* **REQUIRED ACTION**
Could you return every record below exactly as it stands, leaving out the pictures?

* **LISTED ENTRIES**

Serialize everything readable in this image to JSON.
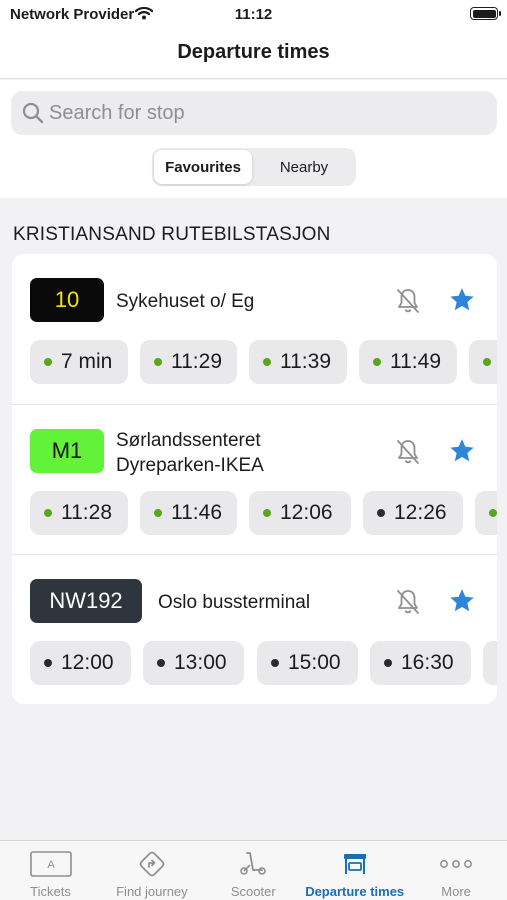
{
  "status": {
    "carrier": "Network Provider",
    "time": "11:12"
  },
  "header": {
    "title": "Departure times"
  },
  "search": {
    "placeholder": "Search for stop"
  },
  "segments": {
    "favourites": "Favourites",
    "nearby": "Nearby"
  },
  "section": {
    "title": "KRISTIANSAND RUTEBILSTASJON"
  },
  "colors": {
    "accent": "#1a6fb3",
    "star": "#2f86d9",
    "realtime_dot": "#5aa51c",
    "scheduled_dot": "#2b2b2b"
  },
  "routes": [
    {
      "line": "10",
      "line_bg": "#0a0a0a",
      "line_fg": "#f5e200",
      "destination": [
        "Sykehuset o/ Eg"
      ],
      "departures": [
        {
          "time": "7 min",
          "realtime": true
        },
        {
          "time": "11:29",
          "realtime": true
        },
        {
          "time": "11:39",
          "realtime": true
        },
        {
          "time": "11:49",
          "realtime": true
        },
        {
          "time": "",
          "realtime": true
        }
      ]
    },
    {
      "line": "M1",
      "line_bg": "#63f23a",
      "line_fg": "#111111",
      "destination": [
        "Sørlandssenteret",
        "Dyreparken-IKEA"
      ],
      "departures": [
        {
          "time": "11:28",
          "realtime": true
        },
        {
          "time": "11:46",
          "realtime": true
        },
        {
          "time": "12:06",
          "realtime": true
        },
        {
          "time": "12:26",
          "realtime": false
        },
        {
          "time": "",
          "realtime": true
        }
      ]
    },
    {
      "line": "NW192",
      "line_bg": "#2f353d",
      "line_fg": "#ffffff",
      "destination": [
        "Oslo bussterminal"
      ],
      "departures": [
        {
          "time": "12:00",
          "realtime": false
        },
        {
          "time": "13:00",
          "realtime": false
        },
        {
          "time": "15:00",
          "realtime": false
        },
        {
          "time": "16:30",
          "realtime": false
        },
        {
          "time": "",
          "realtime": false
        }
      ]
    }
  ],
  "tabs": [
    {
      "label": "Tickets",
      "icon": "ticket-icon",
      "active": false
    },
    {
      "label": "Find journey",
      "icon": "route-icon",
      "active": false
    },
    {
      "label": "Scooter",
      "icon": "scooter-icon",
      "active": false
    },
    {
      "label": "Departure times",
      "icon": "bus-stop-icon",
      "active": true
    },
    {
      "label": "More",
      "icon": "more-icon",
      "active": false
    }
  ]
}
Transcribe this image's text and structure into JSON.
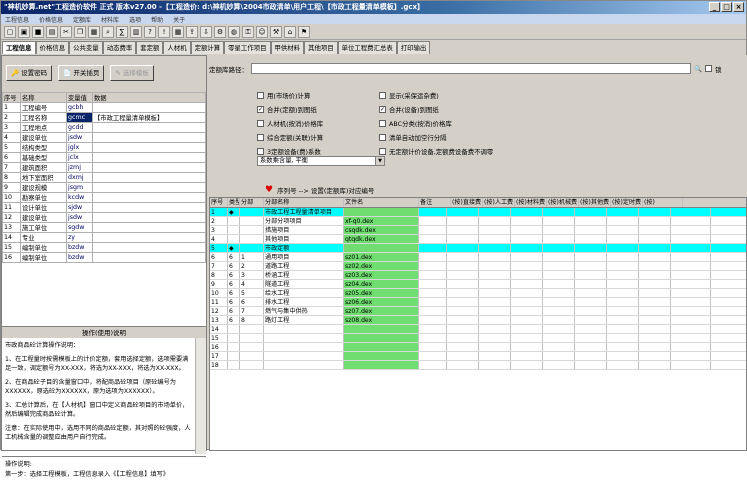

* **ANSWER FOR THIS EXERCISE**
Serialize everything readable in this image to JSON.
{
  "status": {
    "carrier": "Network Provider",
    "time": "11:12"
  },
  "header": {
    "title": "Departure times"
  },
  "search": {
    "placeholder": "Search for stop"
  },
  "segments": {
    "favourites": "Favourites",
    "nearby": "Nearby"
  },
  "section": {
    "title": "KRISTIANSAND RUTEBILSTASJON"
  },
  "colors": {
    "accent": "#1a6fb3",
    "star": "#2f86d9",
    "realtime_dot": "#5aa51c",
    "scheduled_dot": "#2b2b2b"
  },
  "routes": [
    {
      "line": "10",
      "line_bg": "#0a0a0a",
      "line_fg": "#f5e200",
      "destination": [
        "Sykehuset o/ Eg"
      ],
      "departures": [
        {
          "time": "7 min",
          "realtime": true
        },
        {
          "time": "11:29",
          "realtime": true
        },
        {
          "time": "11:39",
          "realtime": true
        },
        {
          "time": "11:49",
          "realtime": true
        },
        {
          "time": "",
          "realtime": true
        }
      ]
    },
    {
      "line": "M1",
      "line_bg": "#63f23a",
      "line_fg": "#111111",
      "destination": [
        "Sørlandssenteret",
        "Dyreparken-IKEA"
      ],
      "departures": [
        {
          "time": "11:28",
          "realtime": true
        },
        {
          "time": "11:46",
          "realtime": true
        },
        {
          "time": "12:06",
          "realtime": true
        },
        {
          "time": "12:26",
          "realtime": false
        },
        {
          "time": "",
          "realtime": true
        }
      ]
    },
    {
      "line": "NW192",
      "line_bg": "#2f353d",
      "line_fg": "#ffffff",
      "destination": [
        "Oslo bussterminal"
      ],
      "departures": [
        {
          "time": "12:00",
          "realtime": false
        },
        {
          "time": "13:00",
          "realtime": false
        },
        {
          "time": "15:00",
          "realtime": false
        },
        {
          "time": "16:30",
          "realtime": false
        },
        {
          "time": "",
          "realtime": false
        }
      ]
    }
  ],
  "tabs": [
    {
      "label": "Tickets",
      "icon": "ticket-icon",
      "active": false
    },
    {
      "label": "Find journey",
      "icon": "route-icon",
      "active": false
    },
    {
      "label": "Scooter",
      "icon": "scooter-icon",
      "active": false
    },
    {
      "label": "Departure times",
      "icon": "bus-stop-icon",
      "active": true
    },
    {
      "label": "More",
      "icon": "more-icon",
      "active": false
    }
  ]
}
Transcribe this image's text and structure into JSON.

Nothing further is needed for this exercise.